Wind Energy

Wind is still one of the unharnessed energy sources in Nepal. Its countrywide potential has not been assessed yet. Some studies have indicated that wind potential for power generation is favorable in Tansen of Palpa, Lomangthang of Mustang and Khumbu regions of Nepal. However, wind monitoring and mapping data are not available for many places. A few studies that have been conducted so far have been indicated some potential for wind energy in Nepal. Nevertheless, due to difference in topography and consequent variation in meteorological conditions it is difficult to generalize the wind condition in Nepal. However, specific areas have been identified as favorable for viable wind generation.
Nepal is set to finalize a draft national wind policy in the coming months, to harness wind energy’s potential as a solution to its current energy crisis.
The policy, prepared by Nepal’s national wind task force (NWTF), will be finalized in the next three months, said NWTF member Manoj Kumar Mishra at a national workshop on wind energy this week (31 January).
It aims to attract foreign investment for producing commercial wind turbines, protect the interests of local manufacturers for small wind turbines up to ten kilowatts, and construct a model wind farm project — a wind farm that produces more than 500 kilowatts of energy and can be used as a pilot research project for further investment in wind energy.

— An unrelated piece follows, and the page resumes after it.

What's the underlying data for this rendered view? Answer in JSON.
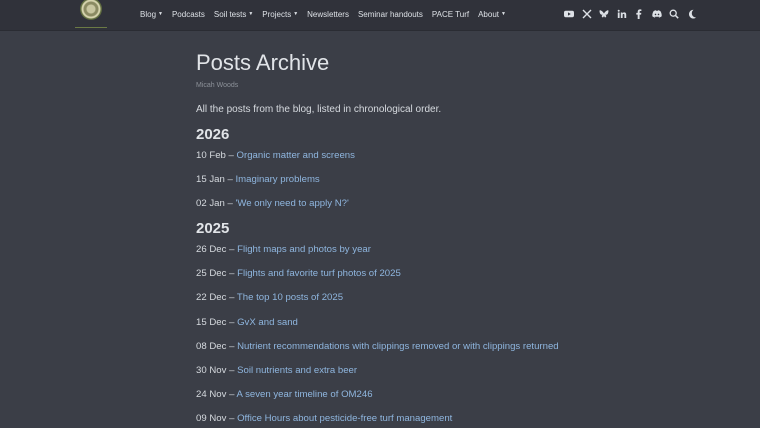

Nepal, whose capital Kathmandu experiences daily power cuts for an average of 11 hours, has a wind generation capacity of 3,000 megawatts, preliminary studies by the Alternative Energy Promotion Center (APEC) show.

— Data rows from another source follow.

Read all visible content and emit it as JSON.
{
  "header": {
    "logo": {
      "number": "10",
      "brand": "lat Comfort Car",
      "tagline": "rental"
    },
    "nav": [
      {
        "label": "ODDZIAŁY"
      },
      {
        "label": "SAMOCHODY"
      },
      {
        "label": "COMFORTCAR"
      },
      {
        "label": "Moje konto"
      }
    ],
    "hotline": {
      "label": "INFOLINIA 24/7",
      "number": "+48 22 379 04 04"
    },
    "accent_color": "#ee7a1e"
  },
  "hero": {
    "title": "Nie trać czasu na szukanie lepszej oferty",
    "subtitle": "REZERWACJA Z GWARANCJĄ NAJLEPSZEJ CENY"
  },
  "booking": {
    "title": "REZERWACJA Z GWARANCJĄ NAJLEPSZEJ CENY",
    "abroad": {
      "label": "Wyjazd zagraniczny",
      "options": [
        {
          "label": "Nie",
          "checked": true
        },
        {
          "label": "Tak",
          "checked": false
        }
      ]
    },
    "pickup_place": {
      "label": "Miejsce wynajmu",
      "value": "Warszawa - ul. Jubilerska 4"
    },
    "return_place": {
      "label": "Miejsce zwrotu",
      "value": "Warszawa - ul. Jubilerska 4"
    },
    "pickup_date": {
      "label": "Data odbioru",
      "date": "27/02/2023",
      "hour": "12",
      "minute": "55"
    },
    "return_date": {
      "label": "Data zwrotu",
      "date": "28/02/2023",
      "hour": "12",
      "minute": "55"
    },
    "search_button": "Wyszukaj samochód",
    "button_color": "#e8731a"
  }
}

Mishra said he expects wind energy to emerge as a cheaper renewable option for small households because Nepal can build wind turbines with local raw materials — unlike solar panels, which need to be imported.
Wind is more readily available in Nepal — for 18 hours a day — than the sun, which shines for an average of only seven hours. This means it can be tapped during winters when there is little sunshine after midday. Wind generation capacity is particularly high in the river corridors and mountain valleys that dot the country.
But current public and private investments remain below 40 kilowatts, with no individual turbine larger than ten kilowatts in capacity.
The country must initiate a systematic large-scale mapping of its wind resources, said Tri Ratna Bajracharya, director of the Center for Energy Studies at Tribhuvan University, Kathmandu.
Other unaddressed issues include tax regulation, land ownership, license distribution, government funds and subsidies for wind energy, and wind electricity tariff rates, said Mangal Das Maharjan, national project director at APEC.
Meanwhile, some non-government organizations (NGOs) and local firms have undertaken small-scale initiatives.
For example, Practical Action has built 18 small wind power plants of 100 watt and 200 watt capacity across the country. And in 2009, students at the Kathmandu Engineering College installed off-grid wind power systems — a wind turbine at their university premises and a 1.5 kilowatt turbine for a private resort in the Kathmandu valley.